WORK TO COMPLETE: Could the data below be retyped exactly, without its pictures?

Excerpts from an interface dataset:
* * * *

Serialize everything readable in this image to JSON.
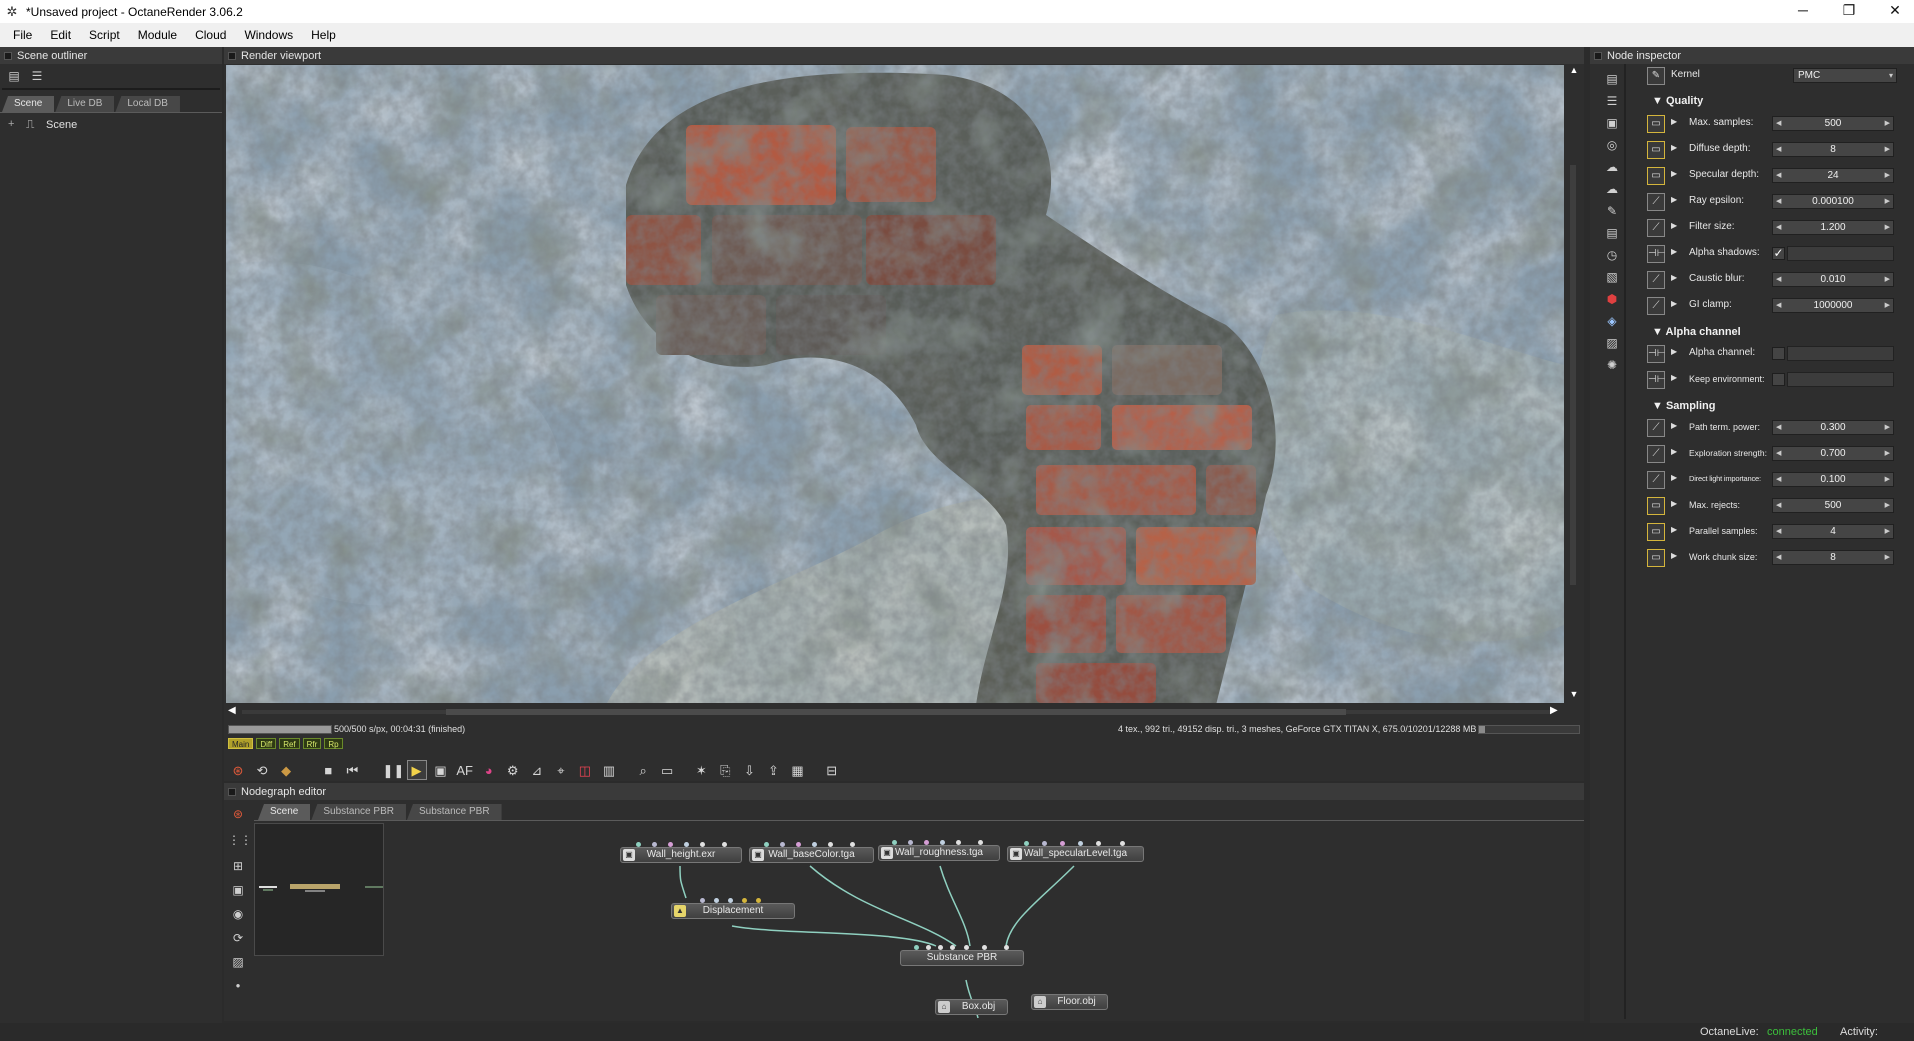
{
  "window": {
    "title": "*Unsaved project - OctaneRender 3.06.2",
    "controls": {
      "minimize": "─",
      "maximize": "❐",
      "close": "✕"
    }
  },
  "menu": [
    "File",
    "Edit",
    "Script",
    "Module",
    "Cloud",
    "Windows",
    "Help"
  ],
  "scene_outliner": {
    "title": "Scene outliner",
    "tabs": [
      "Scene",
      "Live DB",
      "Local DB"
    ],
    "tree": {
      "expander": "+",
      "root": "Scene"
    }
  },
  "render_viewport": {
    "title": "Render viewport",
    "progress_fraction": 1.0,
    "status_left": "500/500 s/px, 00:04:31 (finished)",
    "status_right": "4 tex., 992 tri., 49152 disp. tri., 3 meshes, GeForce GTX TITAN X, 675.0/10201/12288 MB",
    "passes": [
      "Main",
      "Diff",
      "Ref",
      "Rfr",
      "Rp"
    ]
  },
  "nodegraph_editor": {
    "title": "Nodegraph editor",
    "tabs": [
      "Scene",
      "Substance PBR",
      "Substance PBR"
    ],
    "nodes": {
      "height": "Wall_height.exr",
      "basecolor": "Wall_baseColor.tga",
      "roughness": "Wall_roughness.tga",
      "specular": "Wall_specularLevel.tga",
      "displacement": "Displacement",
      "substance": "Substance PBR",
      "box": "Box.obj",
      "floor": "Floor.obj"
    }
  },
  "node_inspector": {
    "title": "Node inspector",
    "kernel_label": "Kernel",
    "kernel_value": "PMC",
    "sections": {
      "quality": "Quality",
      "alpha": "Alpha channel",
      "sampling": "Sampling"
    },
    "params": {
      "max_samples": {
        "label": "Max. samples:",
        "value": "500"
      },
      "diffuse_depth": {
        "label": "Diffuse depth:",
        "value": "8"
      },
      "specular_depth": {
        "label": "Specular depth:",
        "value": "24"
      },
      "ray_epsilon": {
        "label": "Ray epsilon:",
        "value": "0.000100"
      },
      "filter_size": {
        "label": "Filter size:",
        "value": "1.200"
      },
      "alpha_shadows": {
        "label": "Alpha shadows:",
        "checked": true
      },
      "caustic_blur": {
        "label": "Caustic blur:",
        "value": "0.010"
      },
      "gi_clamp": {
        "label": "GI clamp:",
        "value": "1000000"
      },
      "alpha_channel": {
        "label": "Alpha channel:",
        "checked": false
      },
      "keep_environment": {
        "label": "Keep environment:",
        "checked": false
      },
      "path_term_power": {
        "label": "Path term. power:",
        "value": "0.300"
      },
      "exploration_strength": {
        "label": "Exploration strength:",
        "value": "0.700"
      },
      "direct_light_importance": {
        "label": "Direct light importance:",
        "value": "0.100"
      },
      "max_rejects": {
        "label": "Max. rejects:",
        "value": "500"
      },
      "parallel_samples": {
        "label": "Parallel samples:",
        "value": "4"
      },
      "work_chunk_size": {
        "label": "Work chunk size:",
        "value": "8"
      }
    }
  },
  "statusbar": {
    "octanelive_label": "OctaneLive:",
    "octanelive_status": "connected",
    "activity_label": "Activity:"
  },
  "colors": {
    "connected": "#3cbf3c",
    "node_wire": "#8fd0c0",
    "pin_highlight": "#d4b53c"
  }
}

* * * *

WRITTEN RESPONSE:
Serialize everything readable in this image to JSON.
{
  "window": {
    "title": "*Unsaved project - OctaneRender 3.06.2",
    "controls": {
      "minimize": "─",
      "maximize": "❐",
      "close": "✕"
    }
  },
  "menu": [
    "File",
    "Edit",
    "Script",
    "Module",
    "Cloud",
    "Windows",
    "Help"
  ],
  "scene_outliner": {
    "title": "Scene outliner",
    "tabs": [
      "Scene",
      "Live DB",
      "Local DB"
    ],
    "tree": {
      "expander": "+",
      "root": "Scene"
    }
  },
  "render_viewport": {
    "title": "Render viewport",
    "progress_fraction": 1.0,
    "status_left": "500/500 s/px, 00:04:31 (finished)",
    "status_right": "4 tex., 992 tri., 49152 disp. tri., 3 meshes, GeForce GTX TITAN X, 675.0/10201/12288 MB",
    "passes": [
      "Main",
      "Diff",
      "Ref",
      "Rfr",
      "Rp"
    ]
  },
  "nodegraph_editor": {
    "title": "Nodegraph editor",
    "tabs": [
      "Scene",
      "Substance PBR",
      "Substance PBR"
    ],
    "nodes": {
      "height": "Wall_height.exr",
      "basecolor": "Wall_baseColor.tga",
      "roughness": "Wall_roughness.tga",
      "specular": "Wall_specularLevel.tga",
      "displacement": "Displacement",
      "substance": "Substance PBR",
      "box": "Box.obj",
      "floor": "Floor.obj"
    }
  },
  "node_inspector": {
    "title": "Node inspector",
    "kernel_label": "Kernel",
    "kernel_value": "PMC",
    "sections": {
      "quality": "Quality",
      "alpha": "Alpha channel",
      "sampling": "Sampling"
    },
    "params": {
      "max_samples": {
        "label": "Max. samples:",
        "value": "500"
      },
      "diffuse_depth": {
        "label": "Diffuse depth:",
        "value": "8"
      },
      "specular_depth": {
        "label": "Specular depth:",
        "value": "24"
      },
      "ray_epsilon": {
        "label": "Ray epsilon:",
        "value": "0.000100"
      },
      "filter_size": {
        "label": "Filter size:",
        "value": "1.200"
      },
      "alpha_shadows": {
        "label": "Alpha shadows:",
        "checked": true
      },
      "caustic_blur": {
        "label": "Caustic blur:",
        "value": "0.010"
      },
      "gi_clamp": {
        "label": "GI clamp:",
        "value": "1000000"
      },
      "alpha_channel": {
        "label": "Alpha channel:",
        "checked": false
      },
      "keep_environment": {
        "label": "Keep environment:",
        "checked": false
      },
      "path_term_power": {
        "label": "Path term. power:",
        "value": "0.300"
      },
      "exploration_strength": {
        "label": "Exploration strength:",
        "value": "0.700"
      },
      "direct_light_importance": {
        "label": "Direct light importance:",
        "value": "0.100"
      },
      "max_rejects": {
        "label": "Max. rejects:",
        "value": "500"
      },
      "parallel_samples": {
        "label": "Parallel samples:",
        "value": "4"
      },
      "work_chunk_size": {
        "label": "Work chunk size:",
        "value": "8"
      }
    }
  },
  "statusbar": {
    "octanelive_label": "OctaneLive:",
    "octanelive_status": "connected",
    "activity_label": "Activity:"
  },
  "colors": {
    "connected": "#3cbf3c",
    "node_wire": "#8fd0c0",
    "pin_highlight": "#d4b53c"
  }
}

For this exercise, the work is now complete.